1 spaghetti squash
2 T sunflower seed oil
1/2 red onion
1 t cumin
1/2 t coriander
1 t dried oregano
1/2 t smoked paprika
1/4 t sea salt, or more, to taste
6 corn tortillas
freshly chopped cilantro
Preheat oven to 400 degrees. Line a baking sheet with parchment paper and set aside.
Wash the spaghetti squash under cool water to remove any dirt. Using a very sharp knife, carefully cut it in half, from stem to root end. Scrape out and discard the seeds inside the squash (or save to dry and roast for later). Place the halves, cut side down, on the lined baking sheet. Use the tip of a knife to poke a few holes into each half of the squash to allow steam to escape. Bake for 1 hour, until soft to the touch. Remove from the oven and allow to cool for 15 minutes.
Once the squash has cooled, use a fork to scrape the flesh of each half into a large bowl. Scraping the squash flesh with a fork yields the spaghetti-like strands. Set the bowl of squash aside. Slice the onion into thin pieces.
Heat a large skillet over medium-high heat. Once hot, add the oil. When the oil is hot, add the onions. Sauté the onion until it has softened and started to brown on the edges, stirring occasionally, 6-8 minutes. Add the squash to the skillet with the onion and gently toss to combine. Lower the heat to low, to prevent the squash and onions from burning.
Sprinkle the cumin, coriander, dried oregano, smoked paprika, and 1/4 t sea salt over the squash-onion mixture; gently stir the ingredients, to distribute the spices but to keep the squash strands intact. Allow the mixture to simmer, uncovered, to blend the flavors, for 5 minutes.
Taste and adjust seasoning, adding more salt or other spice, if desired.
To serve, heat the tortillas and place a large spoonful of the squash-onion mixture on top of each tortilla. Garnish with sliced avocado and freshly chopped cilantro.
recipe yields 6 generous servings

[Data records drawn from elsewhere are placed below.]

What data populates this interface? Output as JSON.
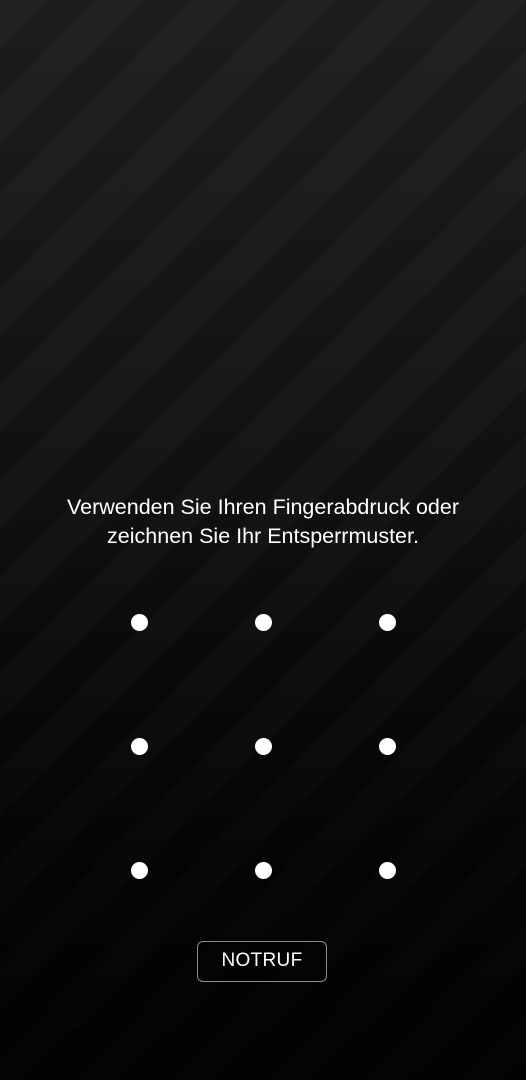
{
  "lock_screen": {
    "prompt_line_1": "Verwenden Sie Ihren Fingerabdruck oder",
    "prompt_line_2": "zeichnen Sie Ihr Entsperrmuster.",
    "pattern": {
      "rows": 3,
      "columns": 3,
      "dot_color": "#ffffff"
    },
    "emergency_button_label": "NOTRUF"
  },
  "colors": {
    "background": "#111111",
    "text": "#ffffff",
    "button_border": "#8c8c8c"
  }
}
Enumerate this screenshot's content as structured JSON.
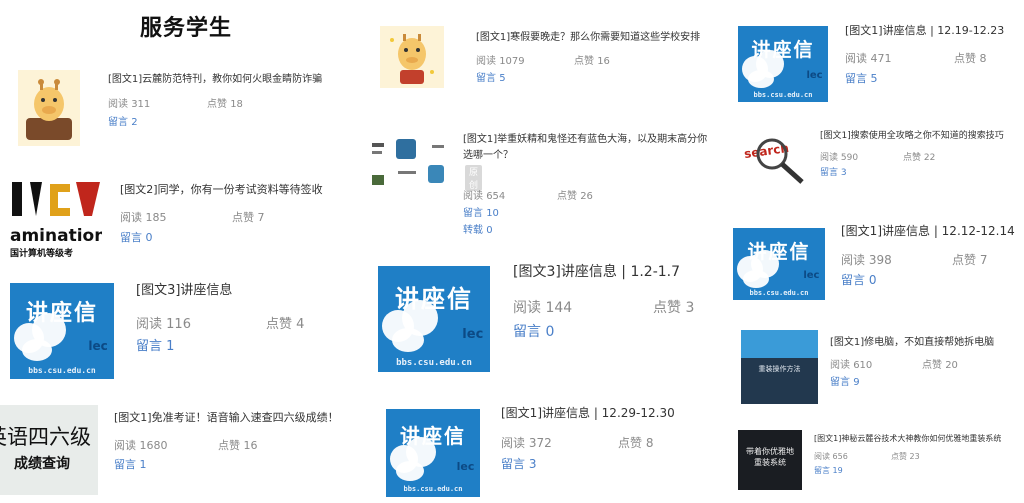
{
  "page": {
    "title": "服务学生"
  },
  "labels": {
    "read": "阅读",
    "like": "点赞",
    "comment": "留言",
    "repost": "转载"
  },
  "thumbs": {
    "lecture_big": "讲座信",
    "lecture_small": "lec",
    "lecture_url": "bbs.csu.edu.cn",
    "exam_top": "amination",
    "exam_bottom": "国计算机等级考",
    "cet_top": "英语四六级",
    "cet_bottom": "成绩查询",
    "search_word": "search",
    "repair_text": "重装操作方法",
    "reinstall_text": "带着你优雅地重装系统"
  },
  "articles": [
    {
      "id": "a1",
      "title": "[图文1]云麓防范特刊，教你如何火眼金睛防诈骗",
      "read": "311",
      "like": "18",
      "comment": "2"
    },
    {
      "id": "a2",
      "title": "[图文2]同学，你有一份考试资料等待签收",
      "read": "185",
      "like": "7",
      "comment": "0"
    },
    {
      "id": "a3",
      "title": "[图文3]讲座信息",
      "read": "116",
      "like": "4",
      "comment": "1"
    },
    {
      "id": "a4",
      "title": "[图文1]免准考证！语音输入速查四六级成绩！",
      "read": "1680",
      "like": "16",
      "comment": "1"
    },
    {
      "id": "b1",
      "title": "[图文1]寒假要晚走？那么你需要知道这些学校安排",
      "read": "1079",
      "like": "16",
      "comment": "5"
    },
    {
      "id": "b2",
      "title_line1": "[图文1]举重妖精和鬼怪还有蓝色大海，以及期末高分你",
      "title_line2": "选哪一个？",
      "badge": "原创",
      "read": "654",
      "like": "26",
      "comment": "10",
      "repost": "0"
    },
    {
      "id": "b3",
      "title": "[图文3]讲座信息 | 1.2-1.7",
      "read": "144",
      "like": "3",
      "comment": "0"
    },
    {
      "id": "b4",
      "title": "[图文1]讲座信息 | 12.29-12.30",
      "read": "372",
      "like": "8",
      "comment": "3"
    },
    {
      "id": "c1",
      "title": "[图文1]讲座信息 | 12.19-12.23",
      "read": "471",
      "like": "8",
      "comment": "5"
    },
    {
      "id": "c2",
      "title": "[图文1]搜索使用全攻略之你不知道的搜索技巧",
      "read": "590",
      "like": "22",
      "comment": "3"
    },
    {
      "id": "c3",
      "title": "[图文1]讲座信息 | 12.12-12.14",
      "read": "398",
      "like": "7",
      "comment": "0"
    },
    {
      "id": "c4",
      "title": "[图文1]修电脑，不如直接帮她拆电脑",
      "read": "610",
      "like": "20",
      "comment": "9"
    },
    {
      "id": "c5",
      "title": "[图文1]神秘云麓谷技术大神教你如何优雅地重装系统",
      "read": "656",
      "like": "23",
      "comment": "19"
    }
  ],
  "colors": {
    "link": "#4a7fc8",
    "meta": "#8a8a8a",
    "lecture_blue": "#1f7fc6"
  }
}
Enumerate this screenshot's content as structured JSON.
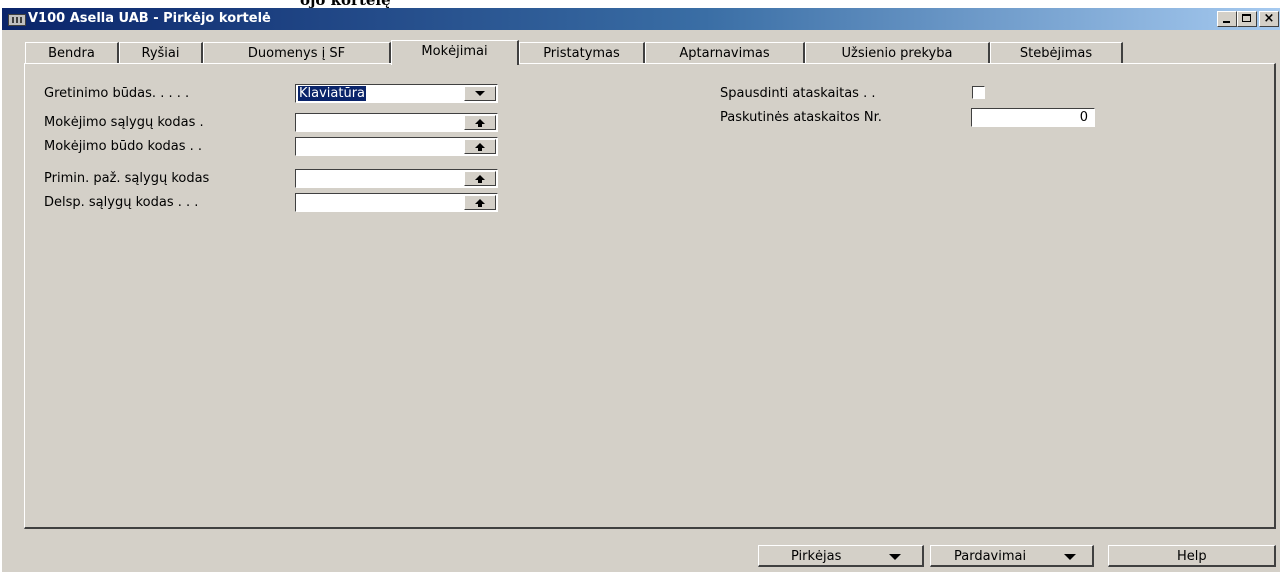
{
  "top_fragment": "ojo kortelę",
  "window": {
    "title": "V100 Asella UAB - Pirkėjo kortelė",
    "minimize_label": "_",
    "maximize_label": "",
    "close_label": "×"
  },
  "tabs": [
    {
      "label": "Bendra"
    },
    {
      "label": "Ryšiai"
    },
    {
      "label": "Duomenys į SF"
    },
    {
      "label": "Mokėjimai",
      "active": true
    },
    {
      "label": "Pristatymas"
    },
    {
      "label": "Aptarnavimas"
    },
    {
      "label": "Užsienio prekyba"
    },
    {
      "label": "Stebėjimas"
    }
  ],
  "left_fields": [
    {
      "label": "Gretinimo būdas. . . . .",
      "value": "Klaviatūra",
      "type": "dropdown"
    },
    {
      "label": "Mokėjimo sąlygų kodas  .",
      "value": "",
      "type": "lookup"
    },
    {
      "label": "Mokėjimo būdo kodas  . .",
      "value": "",
      "type": "lookup"
    },
    {
      "label": "Primin. paž. sąlygų kodas",
      "value": "",
      "type": "lookup"
    },
    {
      "label": "Delsp. sąlygų kodas . . .",
      "value": "",
      "type": "lookup"
    }
  ],
  "right_fields": {
    "print_statements": {
      "label": "Spausdinti ataskaitas  . .",
      "checked": false
    },
    "last_statement_no": {
      "label": "Paskutinės ataskaitos Nr.",
      "value": "0"
    }
  },
  "buttons": {
    "customer": "Pirkėjas",
    "sales": "Pardavimai",
    "help": "Help"
  }
}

squash may be roasted, scraped, and chilled in a covered container, 2 days ahead of proceeding with the recipe; bring to room temperature before adding the squash to the hot pan with the sautéed onion
leftovers keep well, in a covered container and chilled, for 2-3 days
serve the squash-onion mixture over a bowl of your favorite grain, or atop a piece of toast, instead of on a tortilla